**EXERCISE OBJECTIVE**
From the listing below, pull out every line where the string "radców" appears.

..........

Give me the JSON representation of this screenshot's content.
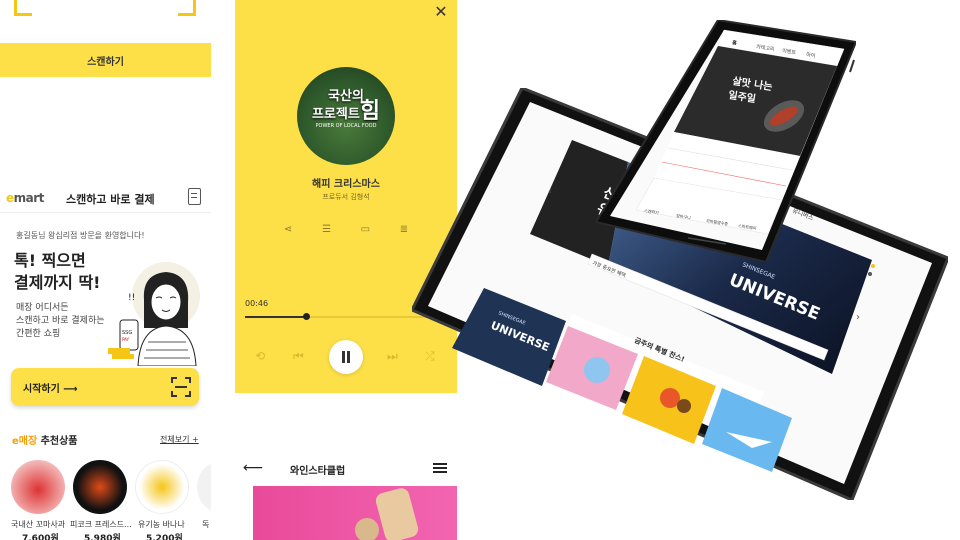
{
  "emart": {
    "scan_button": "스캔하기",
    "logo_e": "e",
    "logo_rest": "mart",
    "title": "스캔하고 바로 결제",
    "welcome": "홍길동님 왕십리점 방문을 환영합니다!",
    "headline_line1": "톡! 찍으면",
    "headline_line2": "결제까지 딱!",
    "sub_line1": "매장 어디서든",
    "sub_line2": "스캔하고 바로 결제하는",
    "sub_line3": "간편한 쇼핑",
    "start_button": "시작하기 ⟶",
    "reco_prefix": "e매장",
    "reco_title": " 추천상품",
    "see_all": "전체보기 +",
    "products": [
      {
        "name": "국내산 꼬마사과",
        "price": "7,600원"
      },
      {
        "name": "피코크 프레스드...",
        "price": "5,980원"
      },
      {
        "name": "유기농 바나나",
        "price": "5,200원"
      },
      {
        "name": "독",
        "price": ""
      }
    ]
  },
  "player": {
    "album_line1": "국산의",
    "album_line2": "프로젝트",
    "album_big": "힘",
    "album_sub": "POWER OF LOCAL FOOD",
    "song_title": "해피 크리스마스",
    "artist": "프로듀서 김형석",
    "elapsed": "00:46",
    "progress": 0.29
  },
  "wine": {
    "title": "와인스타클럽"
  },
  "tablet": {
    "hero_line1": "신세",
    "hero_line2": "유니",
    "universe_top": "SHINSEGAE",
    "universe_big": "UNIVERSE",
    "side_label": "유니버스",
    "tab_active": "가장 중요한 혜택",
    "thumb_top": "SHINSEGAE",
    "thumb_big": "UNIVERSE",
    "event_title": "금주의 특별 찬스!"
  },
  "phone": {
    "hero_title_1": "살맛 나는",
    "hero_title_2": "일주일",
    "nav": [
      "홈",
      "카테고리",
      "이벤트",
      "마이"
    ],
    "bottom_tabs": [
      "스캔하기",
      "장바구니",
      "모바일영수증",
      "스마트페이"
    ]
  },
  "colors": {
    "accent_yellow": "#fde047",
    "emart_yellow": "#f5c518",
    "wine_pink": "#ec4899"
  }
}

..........

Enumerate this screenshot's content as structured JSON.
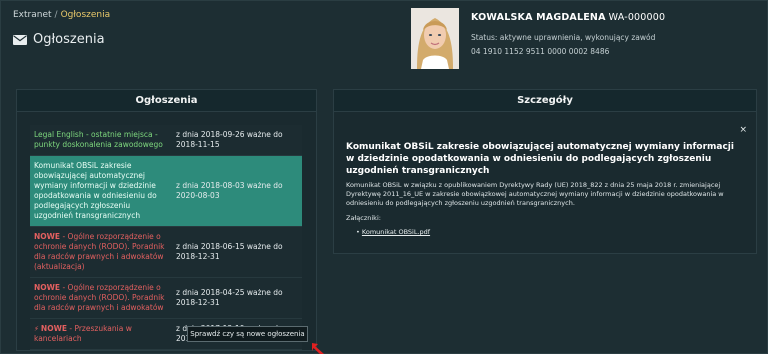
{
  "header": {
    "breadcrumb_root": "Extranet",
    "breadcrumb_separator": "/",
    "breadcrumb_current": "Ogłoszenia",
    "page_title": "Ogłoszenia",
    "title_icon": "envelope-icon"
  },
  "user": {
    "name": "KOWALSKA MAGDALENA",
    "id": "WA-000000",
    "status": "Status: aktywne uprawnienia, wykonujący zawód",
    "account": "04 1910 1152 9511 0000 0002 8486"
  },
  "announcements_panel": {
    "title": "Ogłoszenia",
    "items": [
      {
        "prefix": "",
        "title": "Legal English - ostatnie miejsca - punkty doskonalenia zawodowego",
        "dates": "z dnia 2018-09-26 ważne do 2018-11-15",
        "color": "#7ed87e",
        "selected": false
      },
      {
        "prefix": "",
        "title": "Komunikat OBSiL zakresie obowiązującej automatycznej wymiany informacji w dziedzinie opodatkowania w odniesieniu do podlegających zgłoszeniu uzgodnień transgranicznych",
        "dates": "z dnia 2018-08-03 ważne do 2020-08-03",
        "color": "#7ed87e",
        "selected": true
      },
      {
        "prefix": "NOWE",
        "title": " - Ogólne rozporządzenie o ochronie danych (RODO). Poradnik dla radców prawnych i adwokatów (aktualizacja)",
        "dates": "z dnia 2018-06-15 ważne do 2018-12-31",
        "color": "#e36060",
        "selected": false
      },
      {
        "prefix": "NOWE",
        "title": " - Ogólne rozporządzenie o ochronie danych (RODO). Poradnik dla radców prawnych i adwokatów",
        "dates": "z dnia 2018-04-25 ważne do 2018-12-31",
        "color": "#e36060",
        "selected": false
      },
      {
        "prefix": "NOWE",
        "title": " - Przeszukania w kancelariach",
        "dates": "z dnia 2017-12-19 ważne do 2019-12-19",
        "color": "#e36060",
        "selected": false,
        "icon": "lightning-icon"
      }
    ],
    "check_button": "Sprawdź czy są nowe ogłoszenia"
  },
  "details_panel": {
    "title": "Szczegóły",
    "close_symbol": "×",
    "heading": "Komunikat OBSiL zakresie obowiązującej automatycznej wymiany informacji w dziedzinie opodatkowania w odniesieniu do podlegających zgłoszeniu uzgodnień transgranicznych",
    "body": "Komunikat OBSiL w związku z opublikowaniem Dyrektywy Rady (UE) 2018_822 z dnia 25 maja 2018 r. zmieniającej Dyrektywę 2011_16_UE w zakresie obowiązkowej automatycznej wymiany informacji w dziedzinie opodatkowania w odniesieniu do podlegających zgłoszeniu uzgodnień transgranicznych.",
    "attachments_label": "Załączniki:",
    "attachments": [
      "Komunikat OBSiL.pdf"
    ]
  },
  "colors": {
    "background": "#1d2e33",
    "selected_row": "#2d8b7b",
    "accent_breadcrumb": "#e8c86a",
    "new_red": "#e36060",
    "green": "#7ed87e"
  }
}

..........

**EXERCISE ANSWER**
        "title": " - Ogólne rozporządzenie o ochronie danych (RODO). Poradnik dla radców prawnych i adwokatów (aktualizacja)",
        "title": " - Ogólne rozporządzenie o ochronie danych (RODO). Poradnik dla radców prawnych i adwokatów",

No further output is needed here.